My chair building pace took a toll, I’m just not what I used to be. Once upon a time I could go hard at it with no ill consequences…well, at least no physical consequences, but that is another story. The chair building marathon brought on a bought of tendonitis in my right elbow. After several weeks of taking it easy, I think I’m on the mend.
Even though my shop time has been almost nil, I’ve still been making. There is just no way that I can stop. So I turned my attention to one of my other hobbies, knot tying.
I started out with some handle work on a couple of knives to give as Christmas presents. This involved a needle hitching technique that I’ve used many times before with a couple of Turkshead knots to dress things up.
To complete the knife package I made Scandinavian style sheaths for each knife. Nothing fancy. Just solid, basic sheaths. Before and after beeswax infusion shown.
With that done I decided to tackle something new that I have been looking at for some time now. There is an Argentine method of wrapping a knife handle that has fascinated me. They use rawhide strings for the method though and I’m just no ready to go down that rabbit hole. It is surprising what all is involved in working with rawhide. So I set out to see if I could adapt their method to plain, old cotton string.
The first hurdle was that I could not find a book or any English language instruction source. I did find a few YouTube videos though. All in Spanish though. So I turned off the sound and watched them over and over again until I got my head around it. Taking notes and scribbling down sketches all the way.
Armed with a plan I dug a scrap of dowel out of the off cut bin and had a go at it.
Then a bit more practice to confirm my notes.
From there I ordered a couple of Mora knife blanks. A standard 2/0 blade and a laminated 120 carving blade. I made handles for each by turning them on the lathe, used a brass compression ring from the plumbing section for a bolster and mounted the blades with two-part epoxy.
While I waited for the epoxy to set, I put together a few instructional drawings for the technique and patterns that I had worked out.
I also worked up a couple of sample pieces that illustrate those patterns.
I then completed the handles. The knife handles and the sample pieces were coated with four coats of spar varnish. Spar varnish dries hard and is resistant to water and alcohol. Making it very durable for this application.
I still need to make sheaths for the knives, but the handles turned out pretty well.
One last experiment in handle wrapping involved a Japanese style, tsukamaki. I purchased an inexpensive kiradashi knife that was mounted in a wooden handle with matching wooden sheath. I put the wood burner to it, added the wrap and applied a couple of coats of varnish.
There are quite a few articles and videos to be found on the internet for the tsukamaki technique. So if your interested in giving it a try, just Google it.
That is amazing. Looks pretty hard to do.
Thanks Jeff. It’s actually pretty simple, just takes a bit a patience.
Thank you for that Greg. I enjoy knotting myself, though I don’t do it much anymore. I used to live on a sailboat and did a lot of frapping, coachwhipping, and other decorative stuff. This gives me incentive to return to doing some (just as soon as my project list thins out a little).

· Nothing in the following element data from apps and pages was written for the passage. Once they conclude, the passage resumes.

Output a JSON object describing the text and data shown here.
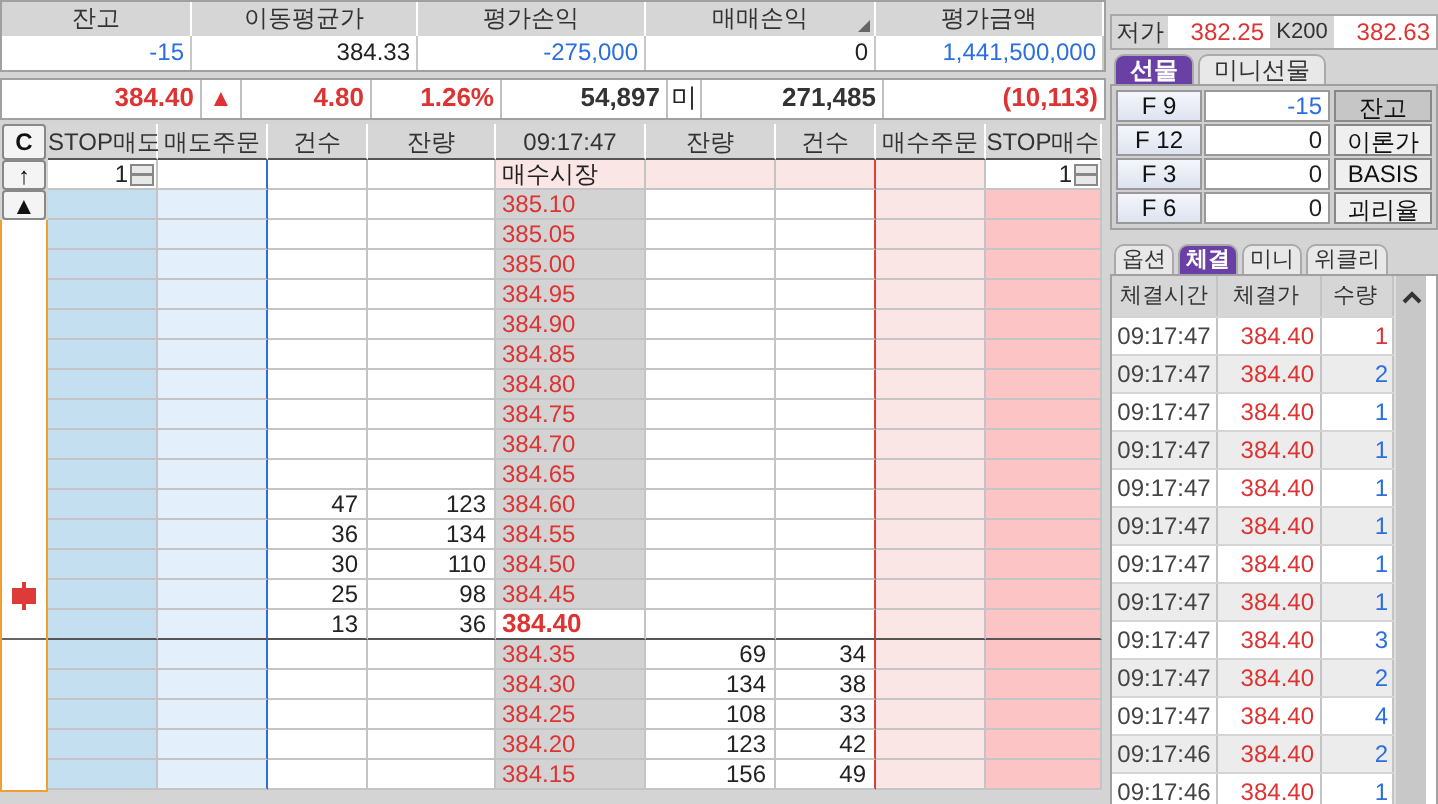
{
  "summary": {
    "columns": [
      {
        "label": "잔고",
        "value": "-15",
        "color": "#2a6ee0"
      },
      {
        "label": "이동평균가",
        "value": "384.33",
        "color": "#222222"
      },
      {
        "label": "평가손익",
        "value": "-275,000",
        "color": "#2a6ee0"
      },
      {
        "label": "매매손익",
        "value": "0",
        "color": "#222222",
        "sort_mark": true
      },
      {
        "label": "평가금액",
        "value": "1,441,500,000",
        "color": "#2a6ee0"
      }
    ]
  },
  "quote": {
    "cells": [
      {
        "text": "384.40",
        "color": "#dd3333"
      },
      {
        "text": "▲",
        "color": "#dd3333"
      },
      {
        "text": "4.80",
        "color": "#dd3333"
      },
      {
        "text": "1.26%",
        "color": "#dd3333"
      },
      {
        "text": "54,897",
        "color": "#333333"
      },
      {
        "text": "미",
        "color": "#222222"
      },
      {
        "text": "271,485",
        "color": "#333333"
      },
      {
        "text": "(10,113)",
        "color": "#dd3333"
      }
    ]
  },
  "side_buttons": [
    "C",
    "↑",
    "▲"
  ],
  "order_book": {
    "headers": [
      "STOP매도",
      "매도주문",
      "건수",
      "잔량",
      "09:17:47",
      "잔량",
      "건수",
      "매수주문",
      "STOP매수"
    ],
    "market_row": {
      "stop_sell": "1",
      "label": "매수시장",
      "stop_buy": "1"
    },
    "rows": [
      {
        "price": "385.10",
        "current": false
      },
      {
        "price": "385.05",
        "current": false
      },
      {
        "price": "385.00",
        "current": false
      },
      {
        "price": "384.95",
        "current": false
      },
      {
        "price": "384.90",
        "current": false
      },
      {
        "price": "384.85",
        "current": false
      },
      {
        "price": "384.80",
        "current": false
      },
      {
        "price": "384.75",
        "current": false
      },
      {
        "price": "384.70",
        "current": false
      },
      {
        "price": "384.65",
        "current": false
      },
      {
        "price": "384.60",
        "sell_count": "47",
        "sell_qty": "123",
        "current": false
      },
      {
        "price": "384.55",
        "sell_count": "36",
        "sell_qty": "134",
        "current": false
      },
      {
        "price": "384.50",
        "sell_count": "30",
        "sell_qty": "110",
        "current": false
      },
      {
        "price": "384.45",
        "sell_count": "25",
        "sell_qty": "98",
        "current": false,
        "marker": true
      },
      {
        "price": "384.40",
        "sell_count": "13",
        "sell_qty": "36",
        "current": true
      },
      {
        "price": "384.35",
        "buy_qty": "69",
        "buy_count": "34",
        "current": false
      },
      {
        "price": "384.30",
        "buy_qty": "134",
        "buy_count": "38",
        "current": false
      },
      {
        "price": "384.25",
        "buy_qty": "108",
        "buy_count": "33",
        "current": false
      },
      {
        "price": "384.20",
        "buy_qty": "123",
        "buy_count": "42",
        "current": false
      },
      {
        "price": "384.15",
        "buy_qty": "156",
        "buy_count": "49",
        "current": false
      }
    ]
  },
  "price_info": [
    {
      "label": "저가",
      "value": "382.25"
    },
    {
      "label": "K200",
      "value": "382.63"
    }
  ],
  "product_tabs": [
    {
      "label": "선물",
      "selected": true
    },
    {
      "label": "미니선물",
      "selected": false
    }
  ],
  "contracts": [
    {
      "label": "F 9",
      "value": "-15",
      "color": "#2a6ee0",
      "button": "잔고",
      "selected": true
    },
    {
      "label": "F 12",
      "value": "0",
      "color": "#222222",
      "button": "이론가",
      "selected": false
    },
    {
      "label": "F 3",
      "value": "0",
      "color": "#222222",
      "button": "BASIS",
      "selected": false
    },
    {
      "label": "F 6",
      "value": "0",
      "color": "#222222",
      "button": "괴리율",
      "selected": false
    }
  ],
  "view_tabs": [
    {
      "label": "옵션",
      "selected": false
    },
    {
      "label": "체결",
      "selected": true
    },
    {
      "label": "미니",
      "selected": false
    },
    {
      "label": "위클리",
      "selected": false
    }
  ],
  "trades": {
    "columns": [
      "체결시간",
      "체결가",
      "수량"
    ],
    "rows": [
      {
        "time": "09:17:47",
        "price": "384.40",
        "qty": "1",
        "color": "#dd3333"
      },
      {
        "time": "09:17:47",
        "price": "384.40",
        "qty": "2",
        "color": "#2a6ee0"
      },
      {
        "time": "09:17:47",
        "price": "384.40",
        "qty": "1",
        "color": "#2a6ee0"
      },
      {
        "time": "09:17:47",
        "price": "384.40",
        "qty": "1",
        "color": "#2a6ee0"
      },
      {
        "time": "09:17:47",
        "price": "384.40",
        "qty": "1",
        "color": "#2a6ee0"
      },
      {
        "time": "09:17:47",
        "price": "384.40",
        "qty": "1",
        "color": "#2a6ee0"
      },
      {
        "time": "09:17:47",
        "price": "384.40",
        "qty": "1",
        "color": "#2a6ee0"
      },
      {
        "time": "09:17:47",
        "price": "384.40",
        "qty": "1",
        "color": "#2a6ee0"
      },
      {
        "time": "09:17:47",
        "price": "384.40",
        "qty": "3",
        "color": "#2a6ee0"
      },
      {
        "time": "09:17:47",
        "price": "384.40",
        "qty": "2",
        "color": "#2a6ee0"
      },
      {
        "time": "09:17:47",
        "price": "384.40",
        "qty": "4",
        "color": "#2a6ee0"
      },
      {
        "time": "09:17:46",
        "price": "384.40",
        "qty": "2",
        "color": "#2a6ee0"
      },
      {
        "time": "09:17:46",
        "price": "384.40",
        "qty": "1",
        "color": "#2a6ee0"
      }
    ]
  }
}
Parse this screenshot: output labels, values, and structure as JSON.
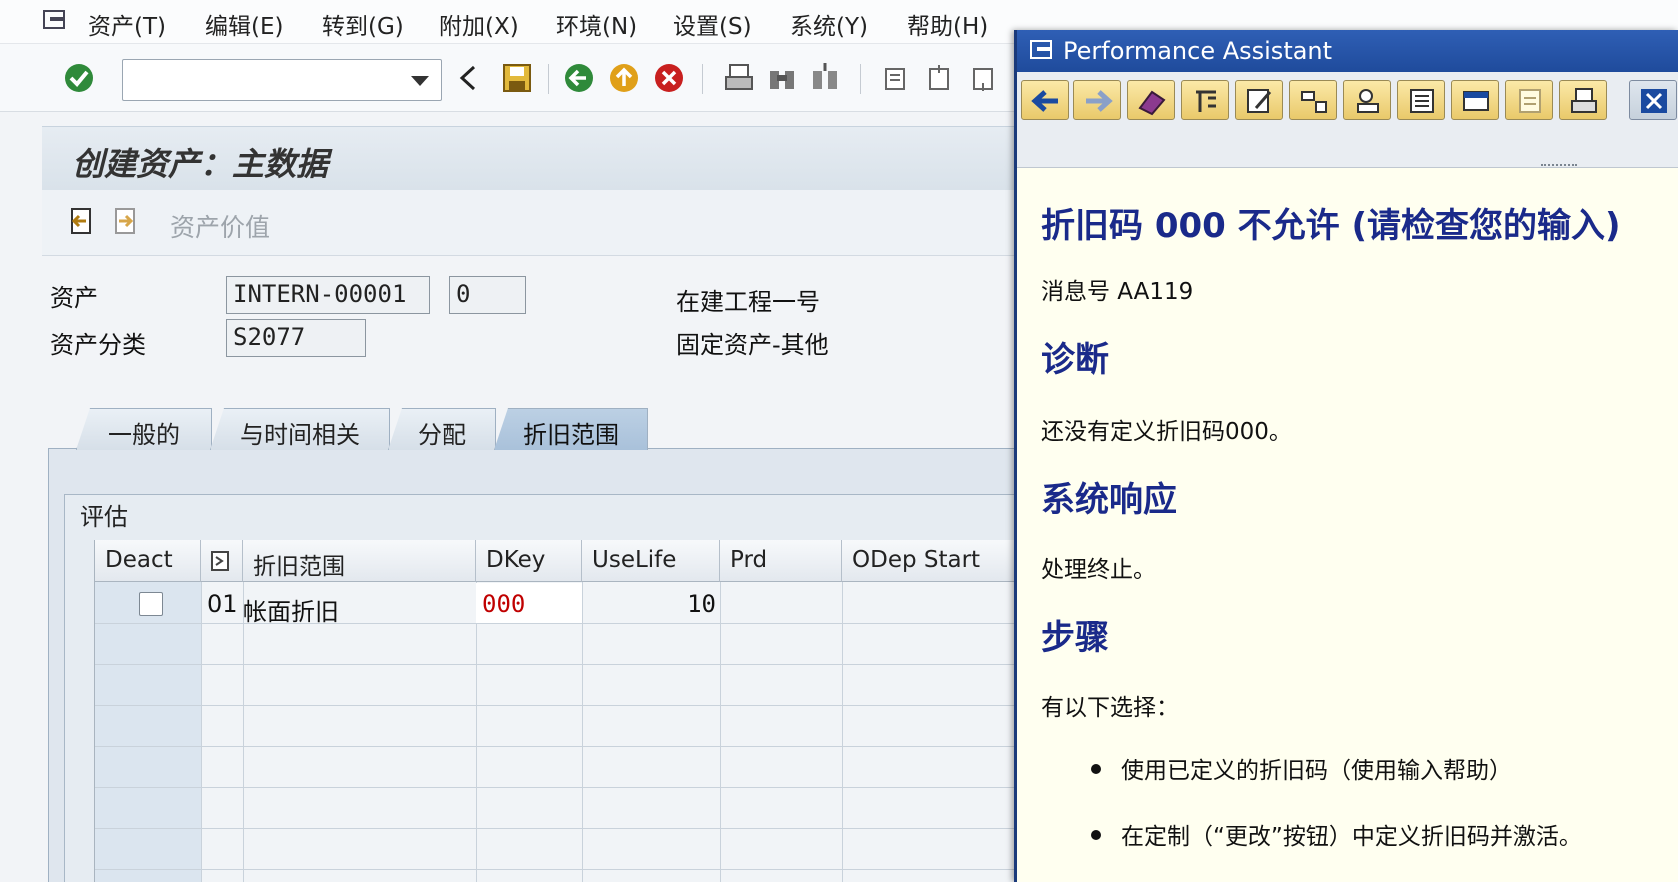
{
  "menu": [
    "资产(T)",
    "编辑(E)",
    "转到(G)",
    "附加(X)",
    "环境(N)",
    "设置(S)",
    "系统(Y)",
    "帮助(H)"
  ],
  "toolbar": {
    "command_value": ""
  },
  "page_title": "创建资产：主数据",
  "app_toolbar": {
    "asset_value_label": "资产价值"
  },
  "header": {
    "asset_label": "资产",
    "asset_number": "INTERN-00001",
    "asset_sub_number": "0",
    "asset_description": "在建工程一号",
    "asset_class_label": "资产分类",
    "asset_class": "S2077",
    "asset_class_description": "固定资产-其他"
  },
  "tabs": [
    "一般的",
    "与时间相关",
    "分配",
    "折旧范围"
  ],
  "active_tab": "折旧范围",
  "group_title": "评估",
  "table": {
    "columns": [
      "Deact",
      "折旧范围",
      "DKey",
      "UseLife",
      "Prd",
      "ODep Start"
    ],
    "rows": [
      {
        "deact": false,
        "area_no": "01",
        "area_name": "帐面折旧",
        "dkey": "000",
        "uselife": "10",
        "prd": "",
        "odep_start": ""
      }
    ]
  },
  "assistant": {
    "title": "Performance Assistant",
    "heading": "折旧码  000 不允许 (请检查您的输入)",
    "message_no": "消息号  AA119",
    "diagnosis_heading": "诊断",
    "diagnosis_text": "还没有定义折旧码000。",
    "system_response_heading": "系统响应",
    "system_response_text": "处理终止。",
    "procedure_heading": "步骤",
    "procedure_text": "有以下选择：",
    "procedure_items": [
      "使用已定义的折旧码（使用输入帮助）",
      "在定制（“更改”按钮）中定义折旧码并激活。"
    ]
  },
  "colors": {
    "accent_blue": "#1f4b9c",
    "heading_blue": "#1a2a8a",
    "error_red": "#c00000",
    "help_bg": "#fffff0"
  }
}
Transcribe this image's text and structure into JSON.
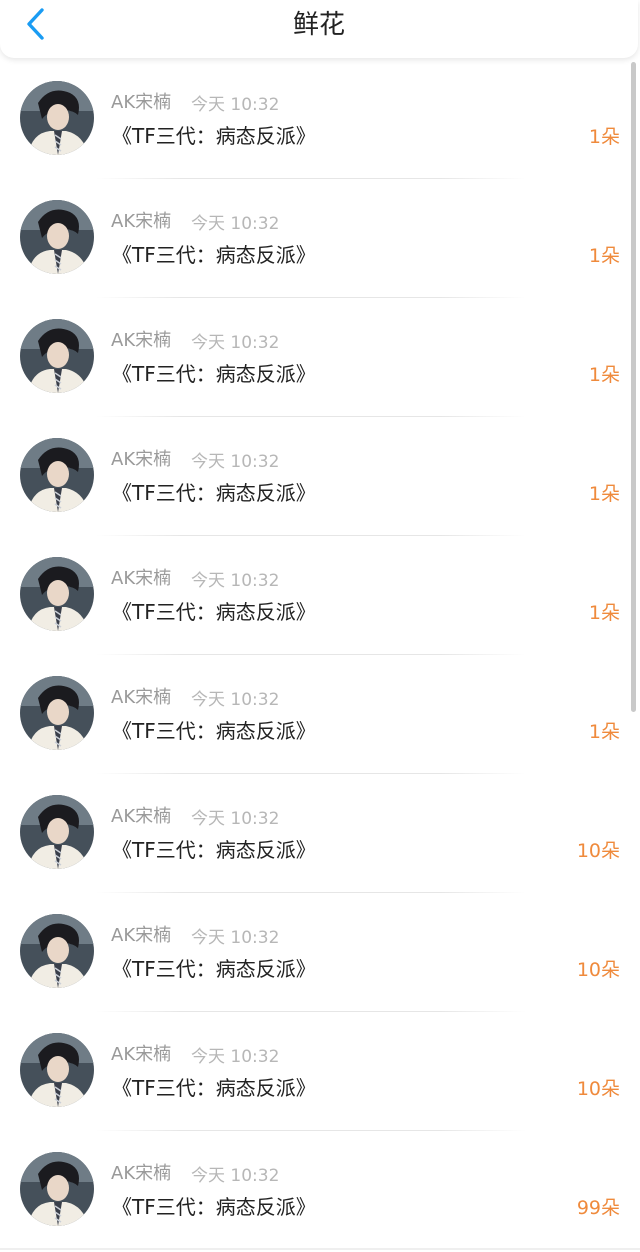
{
  "header": {
    "title": "鲜花"
  },
  "items": [
    {
      "name": "AK宋楠",
      "time": "今天 10:32",
      "book": "《TF三代：病态反派》",
      "count": "1朵"
    },
    {
      "name": "AK宋楠",
      "time": "今天 10:32",
      "book": "《TF三代：病态反派》",
      "count": "1朵"
    },
    {
      "name": "AK宋楠",
      "time": "今天 10:32",
      "book": "《TF三代：病态反派》",
      "count": "1朵"
    },
    {
      "name": "AK宋楠",
      "time": "今天 10:32",
      "book": "《TF三代：病态反派》",
      "count": "1朵"
    },
    {
      "name": "AK宋楠",
      "time": "今天 10:32",
      "book": "《TF三代：病态反派》",
      "count": "1朵"
    },
    {
      "name": "AK宋楠",
      "time": "今天 10:32",
      "book": "《TF三代：病态反派》",
      "count": "1朵"
    },
    {
      "name": "AK宋楠",
      "time": "今天 10:32",
      "book": "《TF三代：病态反派》",
      "count": "10朵"
    },
    {
      "name": "AK宋楠",
      "time": "今天 10:32",
      "book": "《TF三代：病态反派》",
      "count": "10朵"
    },
    {
      "name": "AK宋楠",
      "time": "今天 10:32",
      "book": "《TF三代：病态反派》",
      "count": "10朵"
    },
    {
      "name": "AK宋楠",
      "time": "今天 10:32",
      "book": "《TF三代：病态反派》",
      "count": "99朵"
    }
  ],
  "colors": {
    "accent": "#1a9cf3",
    "count": "#ef8a3c"
  },
  "icons": {
    "back": "chevron-left-icon"
  }
}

Glad to hear that I gave you the nudge to get back into it.
Very cool stuff, Greg. Good to see you writing again.
Thanks for the great drawings. This work is stunning and beautiful. It looks like you have achieved an invincible gripping surface on the handle. I can’t quite get my hand past the computer screen, though, to experience what they feel like. Do you think you could work comfortably with these for a few minutes to an hour, or are they better suited for a brief task?
Glad you like the drawings. The grip feels good in the hand. For most tasks it will be a great addition . Woodcarving for hours on end might present a problem though.
Hiya Greg – been away a while just checking in and glad to see you are still here.
shame to find this blog in 2020 abandoned, I’ve read through everything in the woodworking dept. and appreciate the generosity of knowledge and time, its so incredibly good with so much useful information, Thank you for leaving everything up for others to use as ref. material. Hope all is well, and maybe one day I can get my hands on that bound book of your drawings you were talking about.
Hola, saludos desde Argentina, me alegra mucho encontrar esto y gracias por darlo a conocer al mundo. Felicitaciones